Good God. Heath Ledger scared me witless. When he's on screen, it's like watching an entirely different movie. He owns this film, and every second he's not on screen is a second wasted. Audiences were justifiably horrified by his Joker. And not once during the movie will you think the least bit of the divergences from the comic book, nor fleetingly remember Jack Nicholson's Joker from the 1989 film. This Joker appears to emerge whole and entire, a living, breathing thing of such utter evil . . . well, I just don't have the superlatives to describe his work here. He's also wickedly, terrifyingly funny. You'll feel evil laughing along with it, but laugh you will - even at silly, throwaway lines that have nothing funny about them. Ledger gets a big laugh out of just saying, "yeah" at one point. But as soon as the Joker exits the film, so does audience interest. Dent, Gordon, Batman . . . they're all so frightfully dull compared to the Joker! Without this manic, incredible villain, the film just goes slack. I know I'm not saying anything here that anybody else hasn't said, but it's a big revelation. After years of seeing tepid, boring, pretty boy stuff from Ledger, I'd thought that his performance in Brokeback Mountain was a fluke. It wasn't. This man had some serious craft.
So go see Dark Knight. Spend the 10,000원 to see it in IMAX (the action scenes filmed in this format, unlike the fight scenes, are marvelous - some as crisp and clean as the film format itself) and try not to close your eyes too much while Ledger is on screen.

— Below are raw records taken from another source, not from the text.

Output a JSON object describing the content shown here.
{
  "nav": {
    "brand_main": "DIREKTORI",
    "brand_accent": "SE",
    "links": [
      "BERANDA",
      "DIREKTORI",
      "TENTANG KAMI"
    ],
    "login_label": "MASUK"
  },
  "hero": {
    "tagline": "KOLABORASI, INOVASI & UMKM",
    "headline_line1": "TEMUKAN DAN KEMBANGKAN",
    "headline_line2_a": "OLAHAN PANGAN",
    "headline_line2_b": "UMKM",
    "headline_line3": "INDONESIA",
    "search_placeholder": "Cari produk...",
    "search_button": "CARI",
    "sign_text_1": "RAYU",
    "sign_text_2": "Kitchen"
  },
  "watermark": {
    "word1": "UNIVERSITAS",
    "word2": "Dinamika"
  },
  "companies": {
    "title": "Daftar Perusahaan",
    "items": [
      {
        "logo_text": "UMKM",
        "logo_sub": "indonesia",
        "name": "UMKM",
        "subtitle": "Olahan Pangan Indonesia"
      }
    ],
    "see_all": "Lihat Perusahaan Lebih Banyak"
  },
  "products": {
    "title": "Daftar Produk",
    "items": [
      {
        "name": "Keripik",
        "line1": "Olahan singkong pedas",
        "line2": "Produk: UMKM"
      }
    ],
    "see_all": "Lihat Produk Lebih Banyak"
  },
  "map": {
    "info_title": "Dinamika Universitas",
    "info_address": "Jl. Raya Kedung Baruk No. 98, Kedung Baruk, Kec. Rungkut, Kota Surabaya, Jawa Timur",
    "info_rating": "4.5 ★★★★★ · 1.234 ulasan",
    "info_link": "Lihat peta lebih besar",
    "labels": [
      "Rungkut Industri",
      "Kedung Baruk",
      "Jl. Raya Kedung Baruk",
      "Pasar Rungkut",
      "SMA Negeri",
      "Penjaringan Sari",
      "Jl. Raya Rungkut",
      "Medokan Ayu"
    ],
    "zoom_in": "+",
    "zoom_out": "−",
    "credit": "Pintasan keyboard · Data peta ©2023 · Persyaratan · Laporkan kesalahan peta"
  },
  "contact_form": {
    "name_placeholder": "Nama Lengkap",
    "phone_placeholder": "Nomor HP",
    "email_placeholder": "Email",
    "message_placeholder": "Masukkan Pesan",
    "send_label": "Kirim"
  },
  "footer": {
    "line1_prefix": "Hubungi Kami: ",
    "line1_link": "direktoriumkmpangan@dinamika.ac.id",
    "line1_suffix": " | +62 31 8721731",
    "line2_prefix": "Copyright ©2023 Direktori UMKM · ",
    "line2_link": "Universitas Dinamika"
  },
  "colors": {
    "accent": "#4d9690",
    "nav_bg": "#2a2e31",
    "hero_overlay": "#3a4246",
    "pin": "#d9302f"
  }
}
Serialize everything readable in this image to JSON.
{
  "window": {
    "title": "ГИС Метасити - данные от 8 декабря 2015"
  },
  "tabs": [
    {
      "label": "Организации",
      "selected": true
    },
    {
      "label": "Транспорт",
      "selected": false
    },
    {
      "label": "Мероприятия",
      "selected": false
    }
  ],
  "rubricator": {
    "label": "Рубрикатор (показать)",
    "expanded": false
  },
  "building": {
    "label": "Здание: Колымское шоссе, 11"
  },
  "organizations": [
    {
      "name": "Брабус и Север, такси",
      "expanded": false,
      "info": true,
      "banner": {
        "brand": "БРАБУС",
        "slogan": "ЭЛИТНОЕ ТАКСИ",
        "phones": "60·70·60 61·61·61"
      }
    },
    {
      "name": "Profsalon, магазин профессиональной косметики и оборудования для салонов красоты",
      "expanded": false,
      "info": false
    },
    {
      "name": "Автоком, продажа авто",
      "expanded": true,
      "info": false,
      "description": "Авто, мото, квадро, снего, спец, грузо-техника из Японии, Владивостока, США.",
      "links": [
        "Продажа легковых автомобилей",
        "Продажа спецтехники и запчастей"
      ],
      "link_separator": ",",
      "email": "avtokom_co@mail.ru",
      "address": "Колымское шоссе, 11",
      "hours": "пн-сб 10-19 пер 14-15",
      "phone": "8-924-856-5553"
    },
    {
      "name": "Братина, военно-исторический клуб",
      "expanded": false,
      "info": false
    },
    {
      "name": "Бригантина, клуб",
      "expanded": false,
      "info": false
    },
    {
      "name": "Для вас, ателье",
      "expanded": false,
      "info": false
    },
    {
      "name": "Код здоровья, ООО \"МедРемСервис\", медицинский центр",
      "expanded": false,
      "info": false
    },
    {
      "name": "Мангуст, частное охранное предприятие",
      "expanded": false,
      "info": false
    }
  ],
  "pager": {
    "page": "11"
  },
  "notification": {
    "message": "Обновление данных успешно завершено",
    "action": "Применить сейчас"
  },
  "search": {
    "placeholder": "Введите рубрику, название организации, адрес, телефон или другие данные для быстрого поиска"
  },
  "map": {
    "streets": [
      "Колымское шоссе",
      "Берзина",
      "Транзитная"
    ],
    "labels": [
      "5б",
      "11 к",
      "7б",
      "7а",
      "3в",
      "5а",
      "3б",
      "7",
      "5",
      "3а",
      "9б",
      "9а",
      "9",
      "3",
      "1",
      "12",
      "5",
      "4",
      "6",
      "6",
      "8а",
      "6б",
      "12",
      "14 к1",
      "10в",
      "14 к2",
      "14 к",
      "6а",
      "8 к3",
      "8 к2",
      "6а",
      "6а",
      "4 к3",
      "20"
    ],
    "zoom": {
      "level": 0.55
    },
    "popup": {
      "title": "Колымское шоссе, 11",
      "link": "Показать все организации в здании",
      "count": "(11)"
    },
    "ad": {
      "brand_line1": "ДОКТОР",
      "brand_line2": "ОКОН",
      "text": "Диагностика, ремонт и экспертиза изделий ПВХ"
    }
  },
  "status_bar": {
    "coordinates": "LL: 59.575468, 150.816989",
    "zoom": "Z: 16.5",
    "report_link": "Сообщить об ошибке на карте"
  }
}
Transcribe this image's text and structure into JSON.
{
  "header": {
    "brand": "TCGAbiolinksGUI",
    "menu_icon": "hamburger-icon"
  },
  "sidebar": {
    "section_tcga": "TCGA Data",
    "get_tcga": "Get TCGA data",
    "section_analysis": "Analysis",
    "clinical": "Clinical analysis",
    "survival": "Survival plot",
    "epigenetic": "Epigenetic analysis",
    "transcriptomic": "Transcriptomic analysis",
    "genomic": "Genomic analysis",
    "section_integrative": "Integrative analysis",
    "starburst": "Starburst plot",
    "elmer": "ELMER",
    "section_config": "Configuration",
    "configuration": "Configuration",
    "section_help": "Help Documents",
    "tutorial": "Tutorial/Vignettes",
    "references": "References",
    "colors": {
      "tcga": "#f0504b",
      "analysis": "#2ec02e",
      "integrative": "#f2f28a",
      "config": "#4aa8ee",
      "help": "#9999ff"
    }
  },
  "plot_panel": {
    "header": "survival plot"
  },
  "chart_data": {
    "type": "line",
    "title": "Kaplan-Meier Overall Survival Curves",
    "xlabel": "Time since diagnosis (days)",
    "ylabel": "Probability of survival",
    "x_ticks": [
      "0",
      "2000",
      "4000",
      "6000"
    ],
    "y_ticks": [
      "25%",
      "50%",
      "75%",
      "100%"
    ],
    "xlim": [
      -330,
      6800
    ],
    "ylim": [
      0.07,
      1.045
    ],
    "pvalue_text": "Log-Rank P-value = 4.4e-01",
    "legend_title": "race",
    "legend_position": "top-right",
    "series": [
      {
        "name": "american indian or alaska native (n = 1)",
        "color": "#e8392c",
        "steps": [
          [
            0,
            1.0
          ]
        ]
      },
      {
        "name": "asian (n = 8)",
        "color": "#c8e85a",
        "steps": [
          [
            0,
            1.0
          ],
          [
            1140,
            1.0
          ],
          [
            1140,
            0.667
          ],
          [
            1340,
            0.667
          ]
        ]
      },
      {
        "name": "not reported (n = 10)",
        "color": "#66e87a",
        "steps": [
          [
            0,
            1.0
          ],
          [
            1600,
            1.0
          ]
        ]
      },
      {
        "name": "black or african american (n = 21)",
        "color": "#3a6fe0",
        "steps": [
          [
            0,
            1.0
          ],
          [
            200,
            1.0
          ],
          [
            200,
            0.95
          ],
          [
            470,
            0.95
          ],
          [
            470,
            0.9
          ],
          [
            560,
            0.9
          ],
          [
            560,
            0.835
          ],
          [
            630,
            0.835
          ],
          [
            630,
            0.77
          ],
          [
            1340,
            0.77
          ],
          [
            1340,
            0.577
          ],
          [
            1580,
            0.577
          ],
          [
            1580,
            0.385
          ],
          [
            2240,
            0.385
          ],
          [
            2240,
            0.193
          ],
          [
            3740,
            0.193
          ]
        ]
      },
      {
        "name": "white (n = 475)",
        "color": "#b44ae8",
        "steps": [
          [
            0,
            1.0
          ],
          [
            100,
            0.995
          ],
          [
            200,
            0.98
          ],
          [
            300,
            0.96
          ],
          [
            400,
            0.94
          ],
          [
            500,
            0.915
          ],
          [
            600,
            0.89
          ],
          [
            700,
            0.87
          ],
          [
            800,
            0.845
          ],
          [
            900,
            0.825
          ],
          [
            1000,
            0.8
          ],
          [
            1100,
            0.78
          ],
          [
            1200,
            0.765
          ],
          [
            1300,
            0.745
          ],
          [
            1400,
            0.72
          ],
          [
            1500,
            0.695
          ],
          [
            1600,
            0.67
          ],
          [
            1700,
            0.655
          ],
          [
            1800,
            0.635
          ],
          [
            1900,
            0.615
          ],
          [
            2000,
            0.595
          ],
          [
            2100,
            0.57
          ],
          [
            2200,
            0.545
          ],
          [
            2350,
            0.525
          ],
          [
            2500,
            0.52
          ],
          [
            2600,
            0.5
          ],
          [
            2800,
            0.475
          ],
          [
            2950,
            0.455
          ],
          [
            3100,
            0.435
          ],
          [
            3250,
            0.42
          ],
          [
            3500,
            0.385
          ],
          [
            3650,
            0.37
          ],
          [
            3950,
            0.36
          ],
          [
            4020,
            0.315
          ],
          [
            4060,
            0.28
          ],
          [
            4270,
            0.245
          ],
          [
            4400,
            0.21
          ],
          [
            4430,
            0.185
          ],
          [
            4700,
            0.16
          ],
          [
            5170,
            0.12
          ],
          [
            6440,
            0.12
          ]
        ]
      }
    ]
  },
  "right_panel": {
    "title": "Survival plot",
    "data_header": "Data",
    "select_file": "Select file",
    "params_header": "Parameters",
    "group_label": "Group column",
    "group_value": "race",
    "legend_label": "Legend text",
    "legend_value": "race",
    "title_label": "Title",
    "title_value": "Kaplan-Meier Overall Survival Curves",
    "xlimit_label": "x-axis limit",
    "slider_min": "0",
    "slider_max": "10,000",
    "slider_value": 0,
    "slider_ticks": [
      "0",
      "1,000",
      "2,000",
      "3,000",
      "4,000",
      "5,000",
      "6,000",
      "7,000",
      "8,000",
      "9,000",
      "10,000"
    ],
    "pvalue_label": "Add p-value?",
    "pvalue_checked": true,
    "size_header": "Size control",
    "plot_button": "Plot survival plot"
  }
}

In a somewhat related side story . . . it's so embarrassing to go see American-made films here sometimes. I'm always laughing at jokes that nobody else in the theater seems to realize are there. My laugh is loud enough to attract attention, and distinctive enough for people who know me to figure out where I am. Once I was sent into hysterics by a line in Ratatouille ("We hate to be rude, but after all, we are French!") only to find that I was the only person in the theater laughing at all. This time it was even more embarrassing, because not only was I the only person laughing, the things I laughed at were the same things that at first sight are pretty damn horrifying. The "disappearing pencil trick" is monstrous the first time, but funny the second. Well, my second viewing was most people's first, so I looked like a homicidal maniac.

Wednesday, August 6, 2008

Holy Legislation, Batman!

Old news, but amusing: Senator Leahy was the old coot who is threatened with a Glasgow Smile by the Joker in the new Batman movie. Funny, I don't know why, but I would have pegged the democrats more as Marvel Comics types . . .